ICTU says ‘next big phase’ of housing campaign is referendum on the issue

Focus Ireland’s Louise Bayliss tells protest that homelessness or the threat of it is no longer something that is confined to poorest in society

The Irish Congress of Trade Unions (ICTU) says it is hopeful a recommendation before the end of the year by the Housing Commission that a referendum be held on the issue will provide the basis for “a very positive and very wide debate around housing”.

Congress’s campaign manager Macdara Doyle said an such an announcement would provide the basis for the “next big phase” of a campaign on what he described as “an absolutely central issue for the trade union movement”.

His comments came on Saturday after a Raise the Roof protest in Dublin organised by an alliance that includes Ictu, its member unions, various opposition political parties and a number of organisations who work in the sector. After a march from Parnell Square to Merrion Square, an estimated 3,000 people stayed to hear speeches deeply critical of current Government policies and see musicians including Lisa O’Neill, Laura Quirke and Donal Lunny perform.

There were a number of calls during the event for a referendum on the issue. The matter has been considered for a number of months by a sub-committee of the Housing Commission, which ran a public consultation on the matter. The Department of Housing has said a recommendation will be issued before the end of the year. Almost 11,000 people were recorded as being homeless in the latest official figures, and campaigners say that number is an underestimation.

READ MORE

Ictu vice-president Phil Ni Sheaghdha told the crowd on Saturday the country would not be able to retain the workforce it needed to deliver essential services if it did not give people the basic assistance they required to live in secure accommodation.

“We know that rents in this city and in other parts of our country have now gone beyond the salaries of many reasonably paid workers,” she said. “We have members working in this city… nurses, midwives, teachers, guards and all other professionals that are very necessary to keep our society going,who now are paying over 50 per cent of their wages for rent. That’s simply not affordable, they will not stay.

“The aim of this campaign is fairly straightforward, we believe that State lands should be used to build housing, to build the affordable housing we need to keep the people in this country that we need to provide the services we need.
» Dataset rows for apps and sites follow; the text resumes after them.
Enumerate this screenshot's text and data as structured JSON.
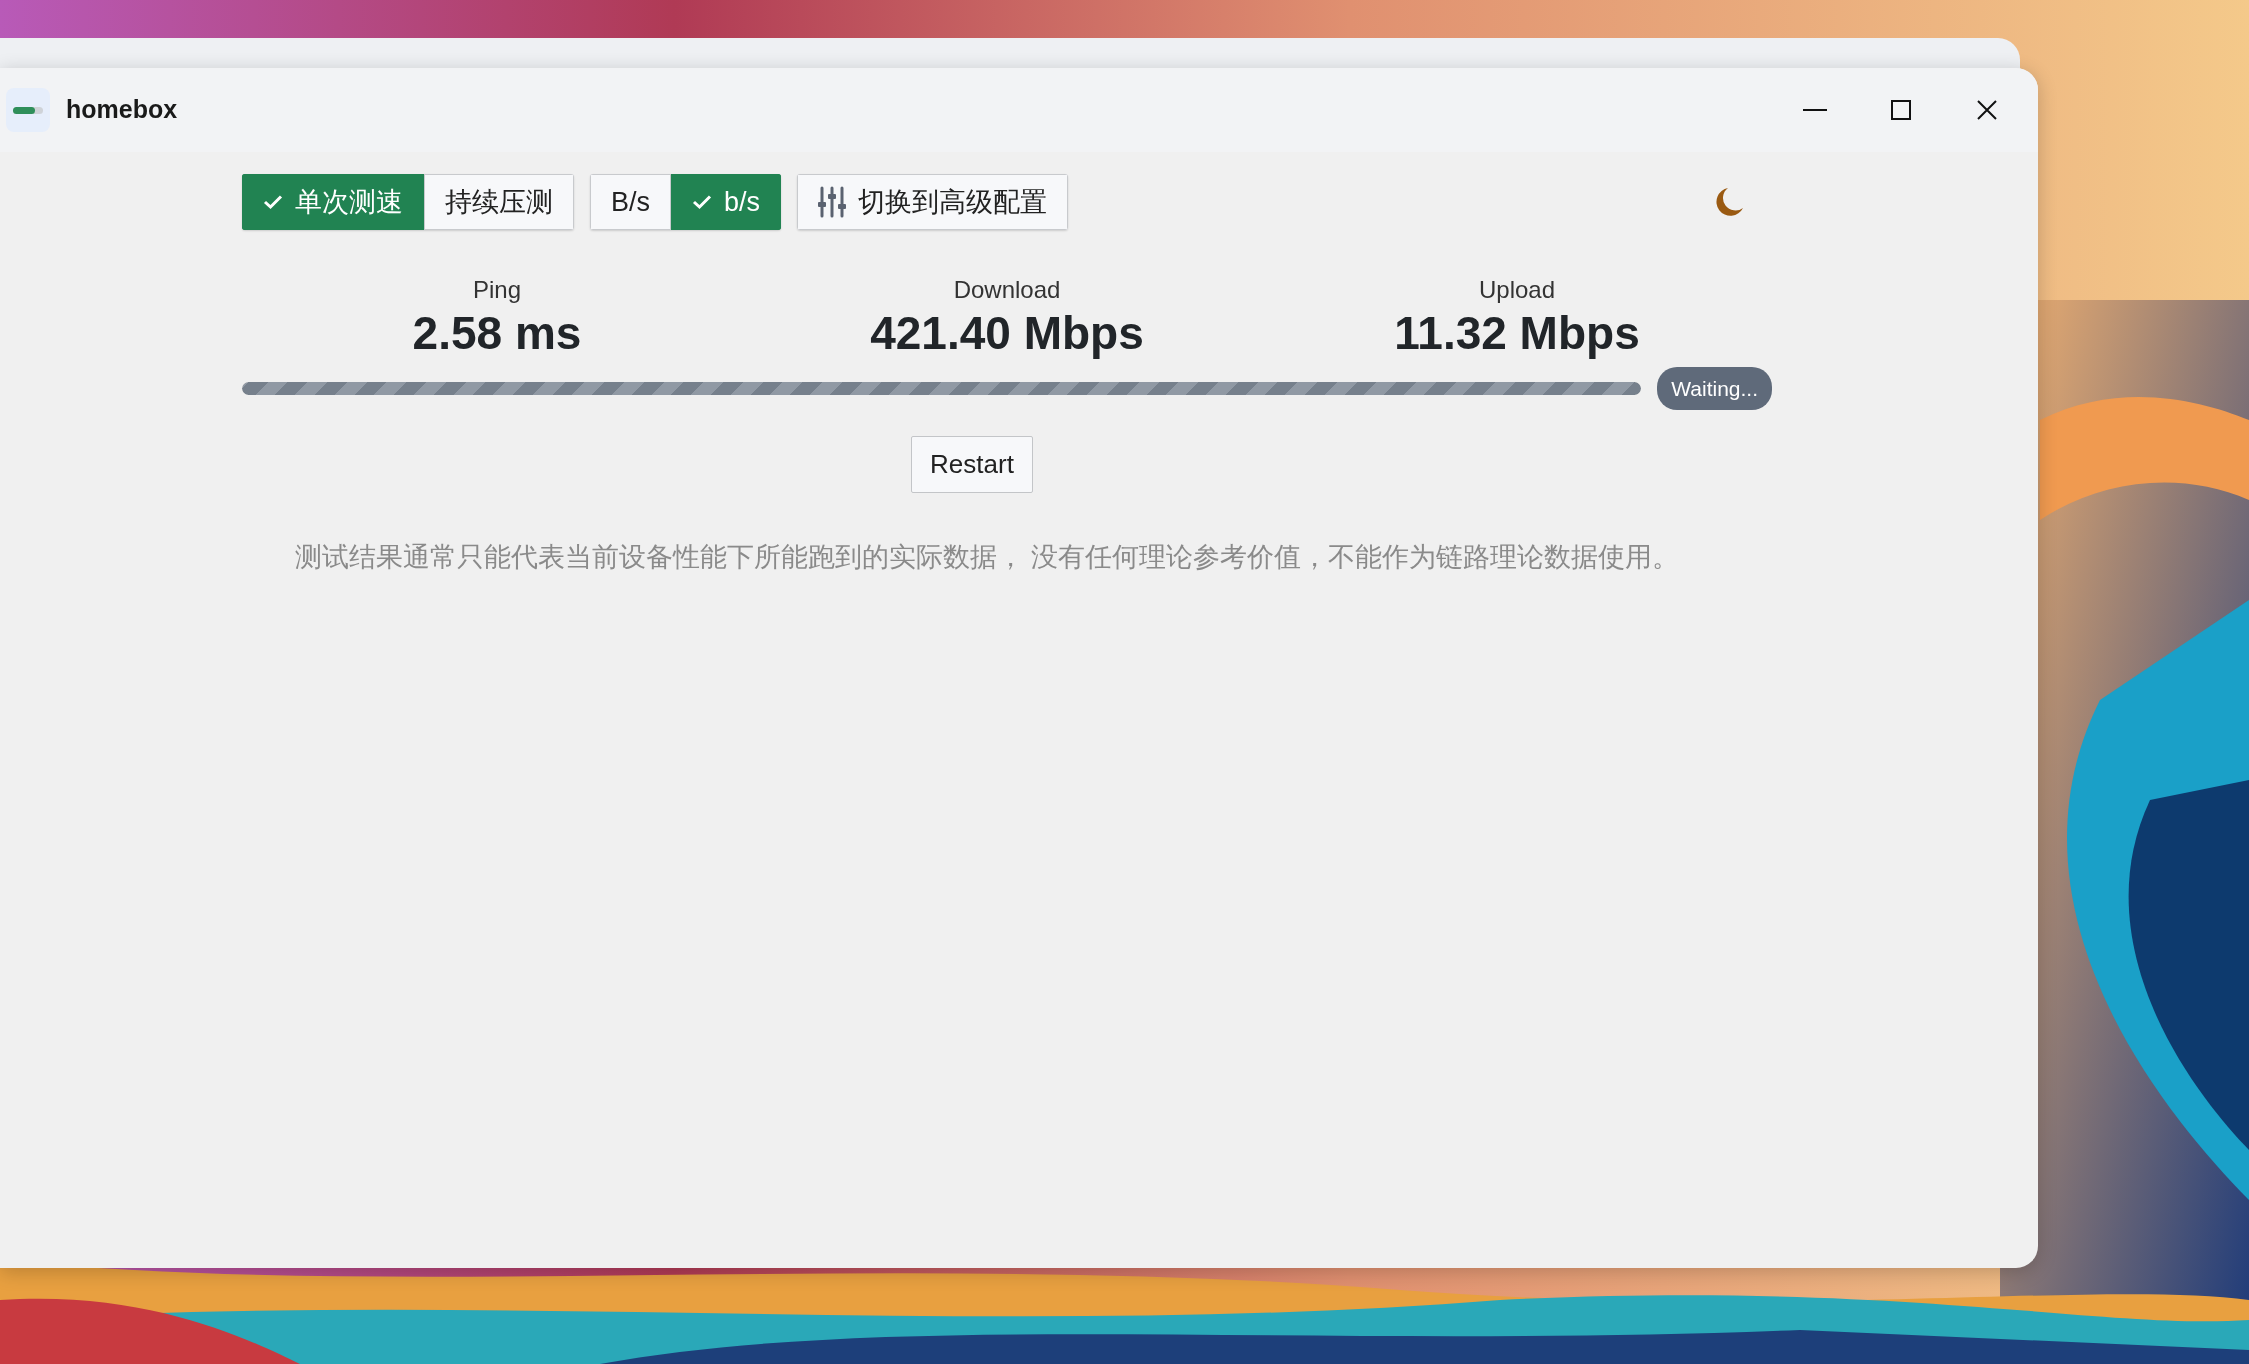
{
  "window": {
    "title": "homebox"
  },
  "mode_toggle": [
    {
      "label": "单次测速",
      "selected": true
    },
    {
      "label": "持续压测",
      "selected": false
    }
  ],
  "unit_toggle": [
    {
      "label": "B/s",
      "selected": false
    },
    {
      "label": "b/s",
      "selected": true
    }
  ],
  "advanced_button": {
    "label": "切换到高级配置"
  },
  "metrics": [
    {
      "label": "Ping",
      "value": "2.58 ms"
    },
    {
      "label": "Download",
      "value": "421.40 Mbps"
    },
    {
      "label": "Upload",
      "value": "11.32 Mbps"
    }
  ],
  "progress": {
    "level": 1,
    "status": "Waiting..."
  },
  "restart_button": {
    "label": "Restart"
  },
  "note": "测试结果通常只能代表当前设备性能下所能跑到的实际数据， 没有任何理论参考价值，不能作为链路理论数据使用。"
}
Policy must change now to allow people, from cradle to grave, meet the very modest aspiration of having a roof over your head.”

Focus Ireland’s Louise Bayliss told the crowd that homelessness, or the threat of it, was no longer something that was confined to the poorest in society. She said that her organisation receives a growing number of inquiries from people in employment who can afford to pay substantial rents but still find themselves struggling to get accommodation if they are forced to leave their existing homes for any reason.

“The private rental market is shrinking so much that anybody who gets a notice of termination at the moment can find themselves in difficulty,” she said.

Emmet Malone

Emmet Malone

Emmet Malone is Industry and Employment Correspondent at The Irish Times